Blogs » Pop Goes the Culture » Goodbye Bat Nipples, Hello Oscar...

Subscribe


Image

Well, in case there was ever any, last night proved beyond a shadow of a doubt that I am 100 percent geek. (Although in my defense, my boyfriend is also a major geek, and we have an enabling relationship that allows both of us to indulge in our geekiness fully).

But I digress.

Last night, we went to the movies and ended up spending almost six hours there. It started out simply enough with us going to see Hellboy II (because as if my own geeky tendencies toward geek staples such as "Lord of the Rings," Star Wars," and "Star Trek" weren't enough, the aforementioned boyfriend got me hooked on comic books as well).

But one movie just wasn't enough for us to get our fill and so we ended up staying and seeing the late showing of "The Dark Knight" as well.

Now I won't bore you with my review, considering there are approximately 84 billion "Dark Knight" reviews out there already (and considering the fact that my only complaint about the movie is Christian Bale is not shirtless nearly enough). But I did want to throw in my two cents about how comic book movies have reached a new level of cinematic excellence.

Thanks to people like Joel Schumacher and his brilliant idea of Bat Nipples and horrific puns (Mr. Freeze alone whips out gems like "Chill!" and "Ice to see you" in "Batman and Robin"), this genre of movies almost died. Halle Berry in "Catwoman" didn't help matters much and for awhile it seemed that comic book movies would never be taken seriously.

But then came "Batman Begins," "Superman Returns" and "Iron Man," which restored our faith in this genre. Not only did these movies blow up at the box office, but they single-handedly brought back Robert Downey Jr.'s career and made Christian Bale and Brandon Routh household names.

And now with Oscar buzz surrounding Heath Ledger's performance as The Joker (which is well deserved in my oh-so-humble opinion) it finally seems that the critics and the industry are paying their respects to this genre. Gone are the days of campy superhero movies with too much emphasis on tights and capes, and not enough on the characters themselves.

And for us fans of comic books and these characters, all we can say is it's about time. Regardless of whether you read comic books or not, there's a reason these stories about these characters have endured over the years. They have universal appeal and speak to us on several different levels. They are the characters we can always turn to when we need an escape from our own mad, crazy world.

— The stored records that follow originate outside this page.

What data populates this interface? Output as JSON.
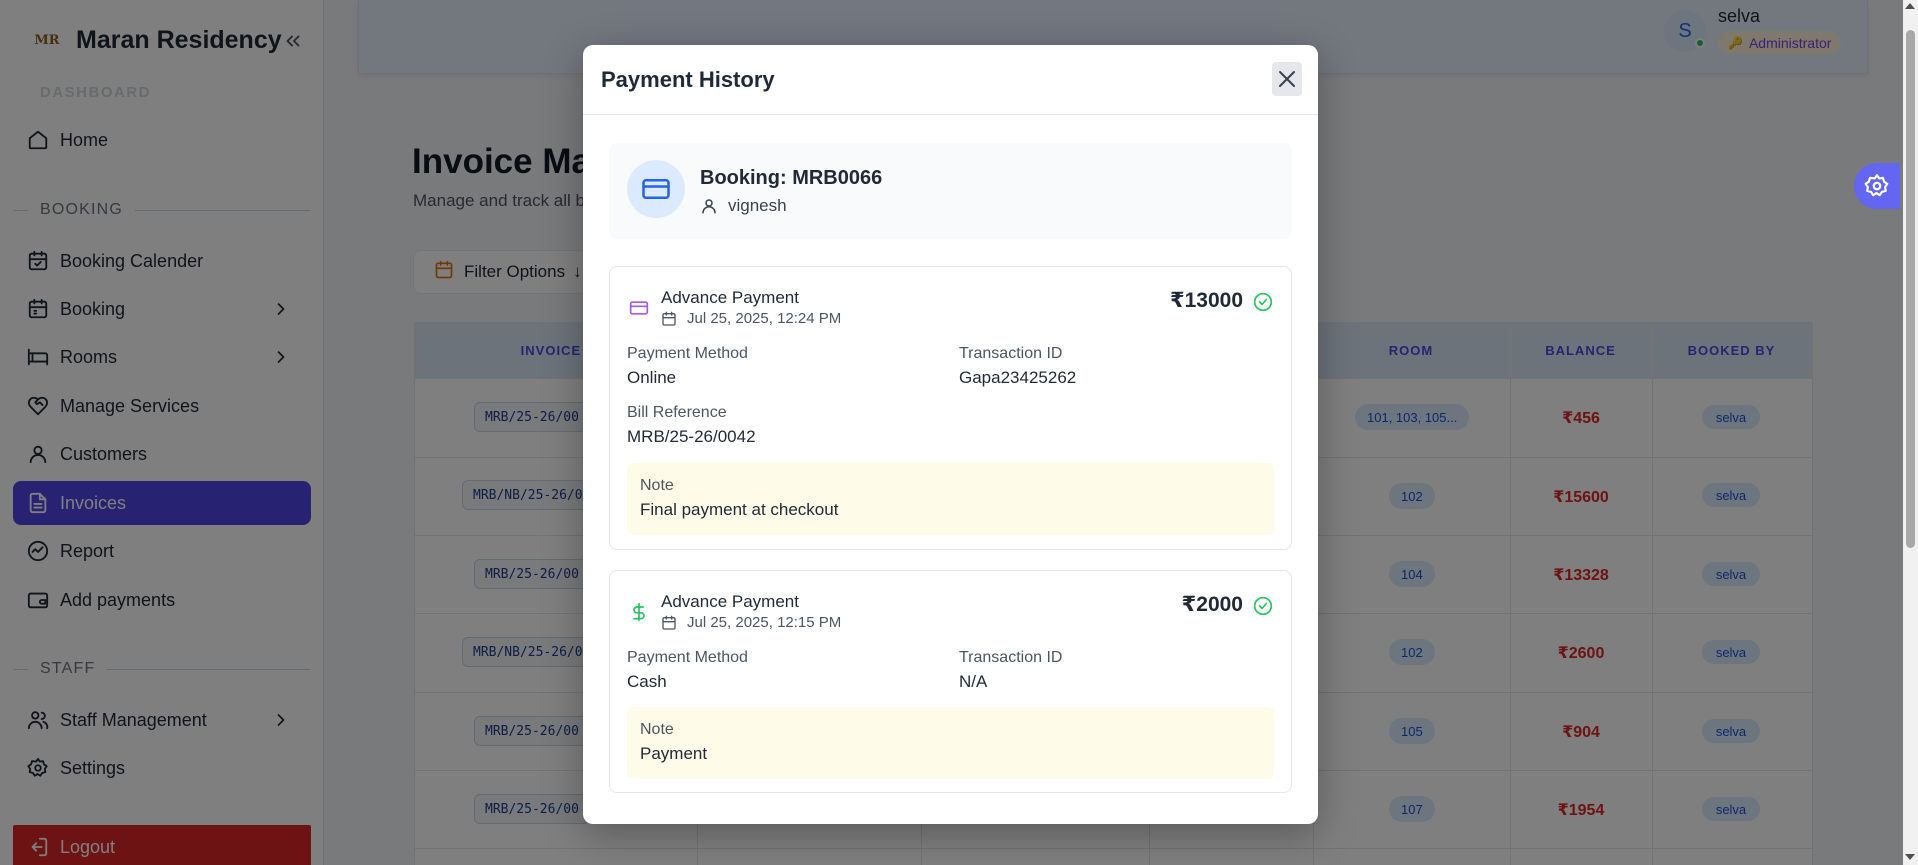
{
  "app": {
    "brand_name": "Maran Residency",
    "brand_logo_text": "MR"
  },
  "sidebar": {
    "faded_section": "DASHBOARD",
    "home": "Home",
    "booking_section": "BOOKING",
    "booking_calendar": "Booking Calender",
    "booking": "Booking",
    "rooms": "Rooms",
    "manage_services": "Manage Services",
    "customers": "Customers",
    "invoices": "Invoices",
    "report": "Report",
    "add_payments": "Add payments",
    "staff_section": "STAFF",
    "staff_management": "Staff Management",
    "settings": "Settings",
    "logout": "Logout"
  },
  "header": {
    "avatar_initial": "S",
    "user_name": "selva",
    "role": "Administrator"
  },
  "page": {
    "title": "Invoice Ma",
    "subtitle": "Manage and track all b",
    "filter_label": "Filter Options",
    "filter_arrow": "↓"
  },
  "table": {
    "headers": {
      "invoice": "INVOICE I",
      "room": "ROOM",
      "balance": "BALANCE",
      "booked_by": "BOOKED BY"
    },
    "rows": [
      {
        "invoice": "MRB/25-26/00",
        "room": "101, 103, 105...",
        "balance": "₹456",
        "booked_by": "selva"
      },
      {
        "invoice": "MRB/NB/25-26/0",
        "room": "102",
        "balance": "₹15600",
        "booked_by": "selva"
      },
      {
        "invoice": "MRB/25-26/00",
        "room": "104",
        "balance": "₹13328",
        "booked_by": "selva"
      },
      {
        "invoice": "MRB/NB/25-26/0",
        "room": "102",
        "balance": "₹2600",
        "booked_by": "selva"
      },
      {
        "invoice": "MRB/25-26/00",
        "room": "105",
        "balance": "₹904",
        "booked_by": "selva"
      },
      {
        "invoice": "MRB/25-26/00",
        "room": "107",
        "balance": "₹1954",
        "booked_by": "selva"
      }
    ]
  },
  "modal": {
    "title": "Payment History",
    "booking_title": "Booking: MRB0066",
    "guest_name": "vignesh",
    "payments": [
      {
        "type": "Advance Payment",
        "date": "Jul 25, 2025, 12:24 PM",
        "amount": "₹13000",
        "method_label": "Payment Method",
        "method": "Online",
        "txn_label": "Transaction ID",
        "txn": "Gapa23425262",
        "bill_label": "Bill Reference",
        "bill": "MRB/25-26/0042",
        "note_label": "Note",
        "note": "Final payment at checkout"
      },
      {
        "type": "Advance Payment",
        "date": "Jul 25, 2025, 12:15 PM",
        "amount": "₹2000",
        "method_label": "Payment Method",
        "method": "Cash",
        "txn_label": "Transaction ID",
        "txn": "N/A",
        "note_label": "Note",
        "note": "Payment"
      }
    ]
  },
  "colors": {
    "accent": "#4f46e5",
    "logout": "#dc2626",
    "success": "#22c55e",
    "balance": "#dc2626"
  }
}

And it's about time we started treating these characters like the heroes they are.